“He’s just not as public a speaker and presenter as other people in the field. And this is an important part of the whole game of being able to get out there and sell yourself,” Kramer, the UC Berkeley vision researcher, said.
That publicity can be self-reinforcing. Landmesser, the Case Western professor who worked on channelrhodopsin in the beginning, said, “I think there’s always a tendency [that] whoever gets there first gets more publicity, let’s put it that way.”
A university PR video can spawn a national news article, which spurs someone to think of your name in nominations for a nice cash prize, which leads to some TV appearances. The word “inventor” gets used at some point and before you know it you’re Google’s automatic answer to the question “Who invented optogenetics?”
Ultimately, both Pan and the team of Boyden and Deisseroth won patents for their discoveries.
Pan’s May 2005 lecture threatened to derail the Boyden-Deisseroth patent for a while—the US patent office rejected it multiple times because Pan’s abstract was published more than a year before they got around to filing.
Eventually, Deisseroth and Boyden signed a document stating that they had invented this method of using channelrhodopsin privately in the lab before Pan’s conference abstract was published. The relevant patent was issued in March 2016, almost 10 years after they filed.
Now, Deisseroth is a cofounder and scientific advisor at Circuit Therapeutics, a company developing a wide range of therapies based on optogenetics, presumably using Deisseroth’s patented inventions. (Circuit Therapeutics declined to comment on specifics of their intellectual property licenses.)

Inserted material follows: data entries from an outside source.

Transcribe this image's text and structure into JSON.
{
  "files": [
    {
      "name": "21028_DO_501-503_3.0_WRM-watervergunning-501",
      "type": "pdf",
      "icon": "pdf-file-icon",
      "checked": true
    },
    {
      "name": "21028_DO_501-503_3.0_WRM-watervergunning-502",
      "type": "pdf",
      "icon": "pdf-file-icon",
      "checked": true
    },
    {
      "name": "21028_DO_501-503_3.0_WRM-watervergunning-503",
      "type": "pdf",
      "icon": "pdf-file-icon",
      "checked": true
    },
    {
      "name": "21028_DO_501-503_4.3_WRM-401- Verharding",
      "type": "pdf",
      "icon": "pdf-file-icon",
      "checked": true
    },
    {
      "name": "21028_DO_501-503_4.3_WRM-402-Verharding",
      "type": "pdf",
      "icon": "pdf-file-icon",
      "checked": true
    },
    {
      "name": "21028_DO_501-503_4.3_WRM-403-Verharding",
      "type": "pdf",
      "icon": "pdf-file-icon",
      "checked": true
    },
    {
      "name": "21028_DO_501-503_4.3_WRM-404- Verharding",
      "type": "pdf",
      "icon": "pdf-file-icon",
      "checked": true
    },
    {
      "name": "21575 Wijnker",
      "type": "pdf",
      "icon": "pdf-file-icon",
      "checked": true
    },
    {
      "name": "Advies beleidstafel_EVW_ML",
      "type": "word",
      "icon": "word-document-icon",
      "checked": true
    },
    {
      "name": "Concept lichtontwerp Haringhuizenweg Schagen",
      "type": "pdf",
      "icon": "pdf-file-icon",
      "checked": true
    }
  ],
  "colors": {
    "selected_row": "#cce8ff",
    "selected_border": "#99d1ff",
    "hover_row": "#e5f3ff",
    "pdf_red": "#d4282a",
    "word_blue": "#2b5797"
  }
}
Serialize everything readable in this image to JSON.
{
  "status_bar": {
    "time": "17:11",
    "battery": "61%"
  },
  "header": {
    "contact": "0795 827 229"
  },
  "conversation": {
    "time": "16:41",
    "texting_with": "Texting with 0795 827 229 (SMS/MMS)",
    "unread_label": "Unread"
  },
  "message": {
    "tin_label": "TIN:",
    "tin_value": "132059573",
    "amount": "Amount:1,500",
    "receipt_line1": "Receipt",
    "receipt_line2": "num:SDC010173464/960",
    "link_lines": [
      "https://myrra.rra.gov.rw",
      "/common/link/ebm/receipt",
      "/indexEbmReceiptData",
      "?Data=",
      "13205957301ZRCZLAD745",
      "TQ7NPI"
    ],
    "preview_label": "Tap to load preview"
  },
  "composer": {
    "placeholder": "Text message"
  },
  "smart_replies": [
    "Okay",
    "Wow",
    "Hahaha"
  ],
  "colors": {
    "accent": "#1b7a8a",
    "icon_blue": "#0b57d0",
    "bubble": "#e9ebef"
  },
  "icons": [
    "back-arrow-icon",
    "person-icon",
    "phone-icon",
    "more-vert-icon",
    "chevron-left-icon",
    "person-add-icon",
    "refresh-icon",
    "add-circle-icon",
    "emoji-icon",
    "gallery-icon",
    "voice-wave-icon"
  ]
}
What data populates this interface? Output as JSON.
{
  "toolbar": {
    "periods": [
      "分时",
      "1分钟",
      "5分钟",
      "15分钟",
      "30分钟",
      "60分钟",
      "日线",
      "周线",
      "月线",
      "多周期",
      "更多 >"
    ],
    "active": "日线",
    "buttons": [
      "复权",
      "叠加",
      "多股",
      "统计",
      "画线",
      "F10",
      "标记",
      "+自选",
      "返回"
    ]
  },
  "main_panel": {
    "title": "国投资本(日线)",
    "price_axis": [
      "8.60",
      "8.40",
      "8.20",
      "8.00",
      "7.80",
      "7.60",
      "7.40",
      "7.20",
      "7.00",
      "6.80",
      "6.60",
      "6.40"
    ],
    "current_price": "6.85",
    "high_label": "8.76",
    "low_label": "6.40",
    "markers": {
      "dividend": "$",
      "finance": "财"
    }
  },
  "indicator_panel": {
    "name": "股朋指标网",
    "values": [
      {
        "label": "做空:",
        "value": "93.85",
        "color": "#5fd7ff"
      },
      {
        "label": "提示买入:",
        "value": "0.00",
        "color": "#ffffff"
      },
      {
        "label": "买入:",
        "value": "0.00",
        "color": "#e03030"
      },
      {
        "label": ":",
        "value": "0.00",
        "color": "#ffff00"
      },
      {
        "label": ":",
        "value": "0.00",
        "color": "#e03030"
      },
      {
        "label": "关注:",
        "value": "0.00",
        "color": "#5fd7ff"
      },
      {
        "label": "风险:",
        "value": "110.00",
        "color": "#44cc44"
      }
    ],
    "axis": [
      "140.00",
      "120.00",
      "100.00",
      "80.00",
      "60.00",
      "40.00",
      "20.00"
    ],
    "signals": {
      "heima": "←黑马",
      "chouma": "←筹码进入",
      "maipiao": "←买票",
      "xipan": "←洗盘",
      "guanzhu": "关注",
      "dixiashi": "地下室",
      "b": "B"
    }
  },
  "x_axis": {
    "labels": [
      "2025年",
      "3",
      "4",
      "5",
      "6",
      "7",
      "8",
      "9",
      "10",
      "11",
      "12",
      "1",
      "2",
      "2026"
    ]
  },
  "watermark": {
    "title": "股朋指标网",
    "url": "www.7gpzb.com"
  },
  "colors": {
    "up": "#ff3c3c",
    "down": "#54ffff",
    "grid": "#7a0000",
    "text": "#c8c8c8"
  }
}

Pan won a patent as well, to use channelrhodopsin to restore vision in the eye. His patent was licensed by RetroSense, which won an award from the Angel Capital Association in 2015. Retrosense—whose CEO in passing told STAT about Pan’s role in the invention of optogenetics—began clinical trials this year to put the algae proteins in blind people using gene therapy. It’s the first application of optogenetics in humans and the first time a non-human gene is being used in a gene therapy trial.
Right now, there are blind people in Texas walking around with algae DNA and proteins in their eyes. And that was what Pan was in it for all along. “One thing I still feel glad about is that even right now our clinical study is still ahead of anyone,” Pan said.
But given that there are no gene therapies approved for clinical use in the United States, the road to successfully using optogenetics in humans will likely be a long one. Yang Dan, a professor of neuroscience at UC Berkeley who uses optogenetics to study sleep, isn’t betting on optogenetics cures being in the clinic any time soon. “I believe that these safety checks will take a long, long time,” she said.
As for the invention itself, some scientists say Pan may not have had the big, award-worthy vision that Deisseroth and Boyden had. Stefan Herlitze, one of the others who was scooped for the first publication about channelrhodopsin in neurons, said, “Of course I have to say, Deisseroth and Boyden, they really developed the field further.”
Boyden echoed this. “Karl and I were very interested in the general question of how to control cell types in the brain,” he said. “In recent years, we worked to push these molecules to their logical limits.”
So maybe it doesn’t matter who invented optogenetics, just who has stretched science’s boundaries the furthest.
Asked whether he deserves the recognition that Boyden and Deisseroth have enjoyed, Pan declined to answer. He later told STAT that Deisseroth “also did a very excellent job, no doubt. But he’s also very lucky because if our paper was ahead of him, the story would be different. We would have gotten more credit.”
That is about as much as Pan is willing to say about the way his cards fell. Today he’s still in Detroit. He’s been working on new versions of channelrhodopsin that could be used to cure blindness. “My lab is a very small lab,” Pan said, “We’re mainly interested in trying to restore vision.”